* **Requirement**: Wherever a line in the records contains the word "search", return that line.
(Recorded data Opens)
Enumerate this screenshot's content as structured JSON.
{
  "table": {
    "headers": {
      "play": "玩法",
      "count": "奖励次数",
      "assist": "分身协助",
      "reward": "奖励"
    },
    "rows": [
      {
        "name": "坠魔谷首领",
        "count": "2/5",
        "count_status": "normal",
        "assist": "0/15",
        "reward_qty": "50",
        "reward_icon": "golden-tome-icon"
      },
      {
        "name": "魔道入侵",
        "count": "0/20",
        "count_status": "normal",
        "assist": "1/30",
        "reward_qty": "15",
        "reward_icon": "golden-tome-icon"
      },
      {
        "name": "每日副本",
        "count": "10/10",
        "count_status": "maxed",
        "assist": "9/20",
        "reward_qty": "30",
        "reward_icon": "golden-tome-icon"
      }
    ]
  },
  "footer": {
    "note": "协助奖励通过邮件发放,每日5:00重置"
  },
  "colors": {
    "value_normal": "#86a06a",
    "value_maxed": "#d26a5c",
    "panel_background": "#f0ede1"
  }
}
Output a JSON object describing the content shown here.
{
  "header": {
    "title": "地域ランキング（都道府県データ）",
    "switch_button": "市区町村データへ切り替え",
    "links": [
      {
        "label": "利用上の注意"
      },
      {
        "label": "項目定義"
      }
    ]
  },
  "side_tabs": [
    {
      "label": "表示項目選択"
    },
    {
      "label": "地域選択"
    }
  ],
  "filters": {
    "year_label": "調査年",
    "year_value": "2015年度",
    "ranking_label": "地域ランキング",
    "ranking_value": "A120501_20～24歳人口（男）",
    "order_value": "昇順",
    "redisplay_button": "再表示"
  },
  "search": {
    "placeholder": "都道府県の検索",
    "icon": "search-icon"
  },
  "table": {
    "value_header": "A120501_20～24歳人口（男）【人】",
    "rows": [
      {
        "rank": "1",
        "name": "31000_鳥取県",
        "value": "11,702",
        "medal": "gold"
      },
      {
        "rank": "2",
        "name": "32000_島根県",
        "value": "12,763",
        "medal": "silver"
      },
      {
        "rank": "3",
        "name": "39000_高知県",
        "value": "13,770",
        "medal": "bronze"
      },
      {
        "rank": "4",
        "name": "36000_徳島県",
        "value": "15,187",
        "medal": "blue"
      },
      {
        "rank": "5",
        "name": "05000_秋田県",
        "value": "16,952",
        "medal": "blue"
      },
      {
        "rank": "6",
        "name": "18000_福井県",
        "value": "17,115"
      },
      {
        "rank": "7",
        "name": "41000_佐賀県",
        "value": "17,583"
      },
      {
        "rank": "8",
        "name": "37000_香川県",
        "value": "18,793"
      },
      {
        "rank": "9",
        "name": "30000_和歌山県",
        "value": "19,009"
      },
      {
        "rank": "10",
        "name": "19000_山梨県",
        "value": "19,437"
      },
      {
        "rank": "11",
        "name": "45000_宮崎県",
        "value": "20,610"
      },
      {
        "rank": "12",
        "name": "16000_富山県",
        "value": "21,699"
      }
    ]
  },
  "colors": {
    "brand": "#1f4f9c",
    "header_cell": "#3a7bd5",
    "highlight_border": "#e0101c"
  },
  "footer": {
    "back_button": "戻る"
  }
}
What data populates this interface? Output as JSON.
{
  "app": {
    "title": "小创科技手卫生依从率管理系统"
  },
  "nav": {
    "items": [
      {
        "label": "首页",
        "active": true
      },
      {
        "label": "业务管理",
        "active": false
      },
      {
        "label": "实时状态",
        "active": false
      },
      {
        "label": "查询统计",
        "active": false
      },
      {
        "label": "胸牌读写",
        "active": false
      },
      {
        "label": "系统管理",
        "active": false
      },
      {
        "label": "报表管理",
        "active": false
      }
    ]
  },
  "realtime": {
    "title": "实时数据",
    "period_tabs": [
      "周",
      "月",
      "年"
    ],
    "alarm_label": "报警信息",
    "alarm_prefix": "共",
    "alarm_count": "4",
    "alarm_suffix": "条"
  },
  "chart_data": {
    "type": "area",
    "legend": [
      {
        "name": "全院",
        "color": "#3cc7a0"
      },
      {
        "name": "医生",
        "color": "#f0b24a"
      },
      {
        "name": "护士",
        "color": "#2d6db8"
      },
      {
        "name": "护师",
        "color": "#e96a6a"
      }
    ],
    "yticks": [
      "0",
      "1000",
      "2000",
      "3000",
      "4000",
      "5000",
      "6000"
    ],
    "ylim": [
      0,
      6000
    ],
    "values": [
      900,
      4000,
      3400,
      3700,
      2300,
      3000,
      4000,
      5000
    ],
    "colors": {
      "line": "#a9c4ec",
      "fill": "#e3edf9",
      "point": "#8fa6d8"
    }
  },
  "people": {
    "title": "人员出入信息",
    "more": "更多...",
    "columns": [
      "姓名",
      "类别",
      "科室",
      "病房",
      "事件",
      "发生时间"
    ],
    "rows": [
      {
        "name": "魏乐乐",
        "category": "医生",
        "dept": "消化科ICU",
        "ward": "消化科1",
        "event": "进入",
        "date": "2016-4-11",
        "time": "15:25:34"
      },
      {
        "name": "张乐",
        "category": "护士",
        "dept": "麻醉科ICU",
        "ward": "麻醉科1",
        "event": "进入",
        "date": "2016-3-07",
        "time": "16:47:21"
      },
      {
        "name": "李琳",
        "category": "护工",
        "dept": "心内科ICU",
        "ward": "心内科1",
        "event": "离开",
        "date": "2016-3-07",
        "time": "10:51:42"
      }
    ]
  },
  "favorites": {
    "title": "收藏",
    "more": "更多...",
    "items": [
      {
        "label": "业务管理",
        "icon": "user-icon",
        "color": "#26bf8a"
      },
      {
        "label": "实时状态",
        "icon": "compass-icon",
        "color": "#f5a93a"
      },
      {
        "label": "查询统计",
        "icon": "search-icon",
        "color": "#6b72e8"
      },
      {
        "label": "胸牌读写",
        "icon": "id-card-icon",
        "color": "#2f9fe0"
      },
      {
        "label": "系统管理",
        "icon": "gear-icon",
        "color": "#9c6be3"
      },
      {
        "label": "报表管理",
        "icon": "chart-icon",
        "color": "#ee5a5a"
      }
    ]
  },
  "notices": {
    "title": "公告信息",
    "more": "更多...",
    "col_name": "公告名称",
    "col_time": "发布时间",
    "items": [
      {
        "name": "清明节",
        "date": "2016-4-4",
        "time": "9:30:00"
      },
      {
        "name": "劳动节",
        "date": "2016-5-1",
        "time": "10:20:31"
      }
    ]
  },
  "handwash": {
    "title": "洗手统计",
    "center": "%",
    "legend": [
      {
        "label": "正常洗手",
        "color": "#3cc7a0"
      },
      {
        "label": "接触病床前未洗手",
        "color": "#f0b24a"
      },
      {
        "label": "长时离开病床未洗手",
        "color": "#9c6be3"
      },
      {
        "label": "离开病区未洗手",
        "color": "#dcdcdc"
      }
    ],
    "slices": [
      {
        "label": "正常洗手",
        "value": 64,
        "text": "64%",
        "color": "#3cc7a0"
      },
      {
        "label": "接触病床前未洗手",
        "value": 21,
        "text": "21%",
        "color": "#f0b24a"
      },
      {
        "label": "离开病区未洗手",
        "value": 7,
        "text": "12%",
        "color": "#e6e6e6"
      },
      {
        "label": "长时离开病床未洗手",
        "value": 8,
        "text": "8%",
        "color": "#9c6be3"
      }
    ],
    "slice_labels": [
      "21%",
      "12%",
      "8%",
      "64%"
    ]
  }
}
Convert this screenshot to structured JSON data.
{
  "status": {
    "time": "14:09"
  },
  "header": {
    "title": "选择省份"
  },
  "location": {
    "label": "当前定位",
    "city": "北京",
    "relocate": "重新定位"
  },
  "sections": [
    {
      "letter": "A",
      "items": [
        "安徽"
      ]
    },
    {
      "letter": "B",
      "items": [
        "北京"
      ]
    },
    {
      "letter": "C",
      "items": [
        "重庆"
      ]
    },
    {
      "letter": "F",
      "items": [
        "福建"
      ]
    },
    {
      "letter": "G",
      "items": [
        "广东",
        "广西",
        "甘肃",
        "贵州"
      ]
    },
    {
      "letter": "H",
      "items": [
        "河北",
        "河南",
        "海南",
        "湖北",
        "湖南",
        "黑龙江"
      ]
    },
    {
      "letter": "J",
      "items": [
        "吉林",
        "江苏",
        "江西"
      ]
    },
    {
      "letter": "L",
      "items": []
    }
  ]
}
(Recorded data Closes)
* **Response area**:
  "search": {
    "icon": "search-icon"
        "icon": "search-icon",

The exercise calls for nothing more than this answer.